I happened to be taking our guest dog for a pee break, in the pasture, when I spotted this Barred Owl (Strix Varia) in a large Douglas Fir tree. I quietly and quickly went back to the house and grabbed the new Lumix TZ5 digital camera I'm testing this week (it has 70X digital zoom).
Sometimes, lady luck smiles broadly in your direction!
Yesterday, Scott spent the day cutting a cord of wood at an Island Timberlands clear-cut. It was hard work, but for $30 a cord, who could resist? Find out more
A Chainsaw, Cord-of-Fire-Wood-Cutting Day
We heat our home with a wood stove. Last winter wasn't super cold, but it did seem to linger and we were scraping the bottom of the wood shed by the time warm spring weather finally arrived. We're already thinking about building next year's supply, but not eager to shell out approximately $170 per cord. When Travis called to say that we had an opportunity to cut our own fire wood for $30 a load, we changed our family's weekend plan, so that Scott could participate.
Alex and I woke up at 6 AM on Saturday, tended to the chickens, fixed a fresh, fried-egg breakfast and then headed over to Travis' house. Alex stayed, to play with Miki, while Travis and I headed up to a clear cut area behind Chase River, to chainsaw up a bunch of fire wood.
The land is owned by Island Timberlands and for a handful of days this year (6) it is opened up to the public, so that they can cut fire wood. The "U-Cut" program is unique and (as far as clear-cutting can be considered environmentally friendly) it is a beneficial way for the timber company to get rid of unwanted timber. (Normally, such timber is heaped into a great big pile and burned).
Neither Travis, nor myself, have been on a timber land chain sawing trip, so for us, it was a new adventure!
To read more about our chain sawing, sweat dripping day .... read on ...
Whiting Way Estates: (an update)
Of the eight 5-acre parcels for sale at the end of our neighborhood, only two remain. Six sold in less than four months, all over $250k CAD. Amazing. See which, for what, get an update on the tree-killing neighbor and see a pure-CSS hover technique
75% of Whiting Way Estate Lots Sold in Four Months
The advertisement on page twenty seven of the May 2008 issue of the local "Take 5" magazine reads:

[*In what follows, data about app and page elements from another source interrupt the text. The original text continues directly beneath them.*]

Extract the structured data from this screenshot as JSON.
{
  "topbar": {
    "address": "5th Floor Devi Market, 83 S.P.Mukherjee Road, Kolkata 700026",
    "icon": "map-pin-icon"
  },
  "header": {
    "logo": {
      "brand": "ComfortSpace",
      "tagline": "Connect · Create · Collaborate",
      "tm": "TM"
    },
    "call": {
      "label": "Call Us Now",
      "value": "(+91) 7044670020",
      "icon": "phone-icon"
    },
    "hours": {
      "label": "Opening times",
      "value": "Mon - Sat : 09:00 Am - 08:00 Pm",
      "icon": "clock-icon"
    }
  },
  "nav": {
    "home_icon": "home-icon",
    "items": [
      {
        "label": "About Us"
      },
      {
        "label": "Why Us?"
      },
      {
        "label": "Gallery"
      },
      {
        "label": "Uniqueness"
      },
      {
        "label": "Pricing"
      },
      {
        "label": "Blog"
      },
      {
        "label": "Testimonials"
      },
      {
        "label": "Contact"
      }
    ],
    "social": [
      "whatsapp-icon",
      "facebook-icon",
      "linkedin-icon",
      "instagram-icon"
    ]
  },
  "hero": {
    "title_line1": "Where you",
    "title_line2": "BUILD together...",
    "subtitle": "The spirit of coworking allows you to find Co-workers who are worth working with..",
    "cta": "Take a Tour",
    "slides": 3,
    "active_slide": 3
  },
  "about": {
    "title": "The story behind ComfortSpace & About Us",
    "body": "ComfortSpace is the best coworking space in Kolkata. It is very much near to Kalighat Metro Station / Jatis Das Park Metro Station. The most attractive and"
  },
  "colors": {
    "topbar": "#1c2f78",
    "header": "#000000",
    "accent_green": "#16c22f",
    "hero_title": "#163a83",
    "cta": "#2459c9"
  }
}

Serene Yellow Point Acreage
Wonderful 4 to 6 acre properties. In a postcard setting, right in the heart of sought after Yellow Point. ONly 8 parcels in total, each with their own unique qualities, but all very nicely treed and private. One of the areas sunniest spots, abundance of wildlife, ponds, forest and wonderful park area. Only a short walk to incredible Robert's Memorial oceanfront park, airport, ferries & picturesque Ladysmith within a 15-minute commute. This will be a great place to live!
The magazine advert by realtor Ed Morrison, was accompanied by a small sketch map, showing that four of the properties had been sold.
In late January, we reported that the first of these eight parcels, in our neighborhood, had been sold (and that the new owners had illegally cut down trees on designated park land, so he'd get a better view of the pond). The advert sketch map parcels marked as "sold", didn't jive with those marked as "sold" on the "For Sale" signs, at the entrance of each property.
It got me wondering, "Which parcels have, in truth, been sold?"
I called the realtor's office to find out and what I heard, astounded me. Fully six of the eight parcels have already been sold and doggone close to their asking price! That's nearly $300k per pop in four very short months!
To see a map of which properties have sold, asking prices, selling prices, which properties remain and a fancy pure-CSS aerial photography hover overlay (and an update on the tree-slashing, lot-7 owner) ... read on